__Required action__
What is needed is an exact copy of every entry below, minus the images.

[Records for the exercise — start]

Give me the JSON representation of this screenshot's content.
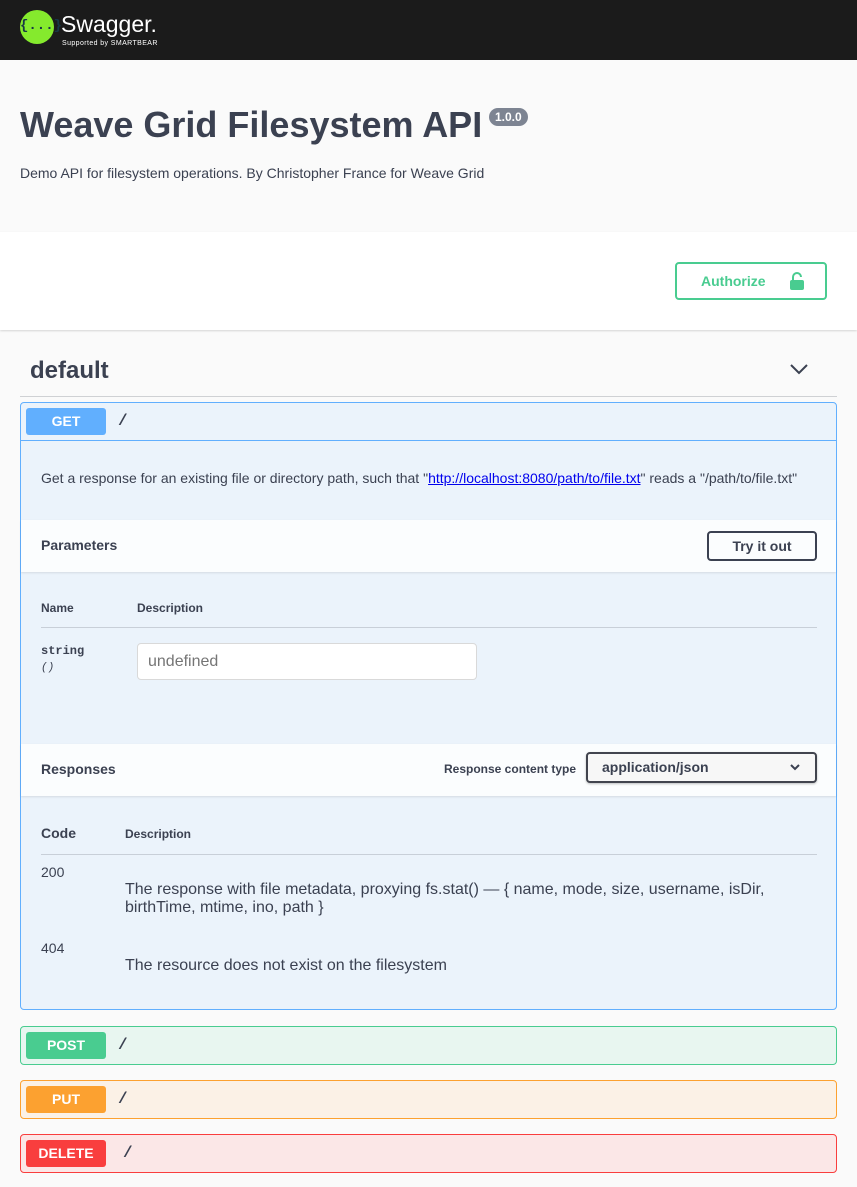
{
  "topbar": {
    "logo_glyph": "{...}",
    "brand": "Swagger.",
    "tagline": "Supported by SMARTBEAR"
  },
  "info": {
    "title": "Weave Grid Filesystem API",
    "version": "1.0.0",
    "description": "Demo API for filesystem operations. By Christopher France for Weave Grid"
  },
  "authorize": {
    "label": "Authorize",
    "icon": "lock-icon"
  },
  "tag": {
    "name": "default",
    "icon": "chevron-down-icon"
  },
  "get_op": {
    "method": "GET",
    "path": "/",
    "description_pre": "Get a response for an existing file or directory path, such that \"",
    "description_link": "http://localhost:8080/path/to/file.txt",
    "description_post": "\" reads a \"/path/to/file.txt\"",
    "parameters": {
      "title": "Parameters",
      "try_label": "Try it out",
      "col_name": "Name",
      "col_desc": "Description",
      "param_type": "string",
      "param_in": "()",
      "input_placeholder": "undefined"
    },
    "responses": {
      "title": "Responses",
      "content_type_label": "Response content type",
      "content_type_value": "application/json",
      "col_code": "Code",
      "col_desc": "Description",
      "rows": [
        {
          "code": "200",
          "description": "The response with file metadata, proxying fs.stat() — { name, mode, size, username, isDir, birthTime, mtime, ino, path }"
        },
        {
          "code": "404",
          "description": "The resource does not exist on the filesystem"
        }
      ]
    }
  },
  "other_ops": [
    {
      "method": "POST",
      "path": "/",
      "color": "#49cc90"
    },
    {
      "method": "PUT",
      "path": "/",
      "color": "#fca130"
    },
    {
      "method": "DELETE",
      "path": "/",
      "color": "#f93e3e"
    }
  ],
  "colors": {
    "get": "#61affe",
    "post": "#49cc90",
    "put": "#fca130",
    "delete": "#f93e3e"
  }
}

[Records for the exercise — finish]

__Solution for this task__
Give me the JSON representation of this screenshot's content.
{
  "topbar": {
    "logo_glyph": "{...}",
    "brand": "Swagger.",
    "tagline": "Supported by SMARTBEAR"
  },
  "info": {
    "title": "Weave Grid Filesystem API",
    "version": "1.0.0",
    "description": "Demo API for filesystem operations. By Christopher France for Weave Grid"
  },
  "authorize": {
    "label": "Authorize",
    "icon": "lock-icon"
  },
  "tag": {
    "name": "default",
    "icon": "chevron-down-icon"
  },
  "get_op": {
    "method": "GET",
    "path": "/",
    "description_pre": "Get a response for an existing file or directory path, such that \"",
    "description_link": "http://localhost:8080/path/to/file.txt",
    "description_post": "\" reads a \"/path/to/file.txt\"",
    "parameters": {
      "title": "Parameters",
      "try_label": "Try it out",
      "col_name": "Name",
      "col_desc": "Description",
      "param_type": "string",
      "param_in": "()",
      "input_placeholder": "undefined"
    },
    "responses": {
      "title": "Responses",
      "content_type_label": "Response content type",
      "content_type_value": "application/json",
      "col_code": "Code",
      "col_desc": "Description",
      "rows": [
        {
          "code": "200",
          "description": "The response with file metadata, proxying fs.stat() — { name, mode, size, username, isDir, birthTime, mtime, ino, path }"
        },
        {
          "code": "404",
          "description": "The resource does not exist on the filesystem"
        }
      ]
    }
  },
  "other_ops": [
    {
      "method": "POST",
      "path": "/",
      "color": "#49cc90"
    },
    {
      "method": "PUT",
      "path": "/",
      "color": "#fca130"
    },
    {
      "method": "DELETE",
      "path": "/",
      "color": "#f93e3e"
    }
  ],
  "colors": {
    "get": "#61affe",
    "post": "#49cc90",
    "put": "#fca130",
    "delete": "#f93e3e"
  }
}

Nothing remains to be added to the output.